Using microchip-sized labs, scientists are now investigating how brain tumors and other cancers evolve resistance against drugs and radiation therapies. Future research using these tools could help find ways to overcome such resistance.
Cancer has an uncanny ability to quickly adapt to chemotherapy and radiotherapy. “Workshops with the National Cancer Institute told me that despite the hype, we were losing the cancer wars because of the emergence of resistance,” says Princeton University biological physicist Robert Austin.
He and his colleagues experiment with microfluidic technology, which manipulates chemicals and cells just as microelectronics control electricity. These devices, called “labs-on-chips,” essentially shrink beakers, flasks and other laboratory goods to microscopic sizes, helping researchers conduct thousands of experiments simultaneously at a fraction of the time, space, materials, cost and effort of what it might ordinarily have taken with regular equipment.
The researchers had previously investigated how bacteria develop resistance against antibiotics. To learn more about how cancers might similarly evolve resistance against chemotherapy and radiotherapy, they developed chips made of artificial rubber that were each about the size of a postage stamp. Each chip possessed several hundred tiny chambers, each a square-millimeter in area. Every chamber held a few hundred cancer cells. These cells were genetically modified to produce a red fluorescent protein that researchers could track.

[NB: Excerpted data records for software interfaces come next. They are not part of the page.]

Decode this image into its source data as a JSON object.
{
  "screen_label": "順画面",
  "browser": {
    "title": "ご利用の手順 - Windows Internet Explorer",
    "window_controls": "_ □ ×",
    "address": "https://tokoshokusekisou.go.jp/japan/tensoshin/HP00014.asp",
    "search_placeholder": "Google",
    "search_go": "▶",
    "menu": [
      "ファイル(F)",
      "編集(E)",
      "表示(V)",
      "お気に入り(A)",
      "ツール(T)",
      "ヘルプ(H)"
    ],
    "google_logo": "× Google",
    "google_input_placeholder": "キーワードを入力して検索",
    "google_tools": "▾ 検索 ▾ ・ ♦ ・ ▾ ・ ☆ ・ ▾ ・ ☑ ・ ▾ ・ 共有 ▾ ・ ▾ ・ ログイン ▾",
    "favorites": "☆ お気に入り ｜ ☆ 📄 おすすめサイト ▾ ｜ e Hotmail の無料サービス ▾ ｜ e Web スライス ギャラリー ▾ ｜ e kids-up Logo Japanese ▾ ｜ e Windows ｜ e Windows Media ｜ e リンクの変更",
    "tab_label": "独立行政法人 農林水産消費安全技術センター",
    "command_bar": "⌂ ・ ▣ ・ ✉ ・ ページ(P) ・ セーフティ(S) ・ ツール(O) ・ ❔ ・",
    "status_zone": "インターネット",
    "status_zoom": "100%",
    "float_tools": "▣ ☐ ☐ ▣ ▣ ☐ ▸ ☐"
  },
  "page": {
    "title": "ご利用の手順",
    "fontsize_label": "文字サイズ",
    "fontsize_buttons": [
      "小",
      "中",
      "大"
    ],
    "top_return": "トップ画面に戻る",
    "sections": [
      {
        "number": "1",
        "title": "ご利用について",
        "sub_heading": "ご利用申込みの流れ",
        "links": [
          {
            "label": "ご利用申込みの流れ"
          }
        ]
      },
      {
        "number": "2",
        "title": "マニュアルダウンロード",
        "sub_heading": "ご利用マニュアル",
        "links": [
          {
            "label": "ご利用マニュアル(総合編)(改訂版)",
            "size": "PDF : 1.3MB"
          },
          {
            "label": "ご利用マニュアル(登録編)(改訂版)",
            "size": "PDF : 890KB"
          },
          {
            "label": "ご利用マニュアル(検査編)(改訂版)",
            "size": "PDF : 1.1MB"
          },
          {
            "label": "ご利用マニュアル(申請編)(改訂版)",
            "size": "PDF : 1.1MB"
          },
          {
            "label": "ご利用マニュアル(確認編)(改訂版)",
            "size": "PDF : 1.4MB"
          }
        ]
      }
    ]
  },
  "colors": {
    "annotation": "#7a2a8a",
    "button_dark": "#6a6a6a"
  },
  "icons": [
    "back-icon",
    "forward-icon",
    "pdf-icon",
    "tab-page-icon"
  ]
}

Watching evolution of resistance happen
Using their labs-on-chips, the scientists analyzed the effects varying doses of the chemotherapy drug doxorubicin have on brain and breast cancers as well as multiple myeloma, a cancer of the white blood cells that normally produce antibodies.
"Normally, microfluidics is used to study how cancer cells respond to different levels of potential drugs over short time scales to screen for which drugs might be effective against them," says Princeton biological physicist Amy Wu. "We extended the time scales to see how these cells evolve in environments with different gradients of drug concentrations."
The researchers found that colonies of drug-resistant cancer cells developed in two weeks in areas where drug levels were low enough for some cells to remain alive but higher than what is typically used clinically. These resistant cells not only survived, they were then able to migrate toward high-drug regions, “much like what we think happens in cancer patients,” Wu says.
"I was stunned how quickly evolution could proceed," Austin says. "You can’t beat Darwin."
Resisting radiation, too
Austin and his colleagues also explored what effects varying levels of x-rays might have on brain cancer cells. “Radiation is often the only thing you can use in brain cancers that are inoperable,” he says. They similarly found cancer cell growth at radiation levels similar to ones used in radiotherapy.
Wu said one factor underlying resistance is apparently how the level of cancer-killing drug or radiation a patient receives varies over space. “You just always get places in the body with more drug and less drug, depending on how close or far away they are from where the drug was applied,” Wu says. “That gradient is crucial to get drug resistance.”
Scientists are currently working on drugs that can sabotage cancer-resistance mechanisms, such as proteins cancers use to pump out drugs. Wu also notes that the cancer specialists and cell biologists her group is collaborating with suggest one strategy for overcoming the challenge of cancer resistance against therapies: somehow eliminating the gradients of high to low drug levels the disease encounters. “Maybe future work can use ultrasound to enhance drug delivery, so you have equally high levels of drug everywhere, and no more gradients,” she says.
The scientists will detail their findings on March 22 at the American Physical Society meeting in Baltimore.
Top Image: Labware like this is being replaced by microfluidic labs-on-chips. Photo via Shutterstock.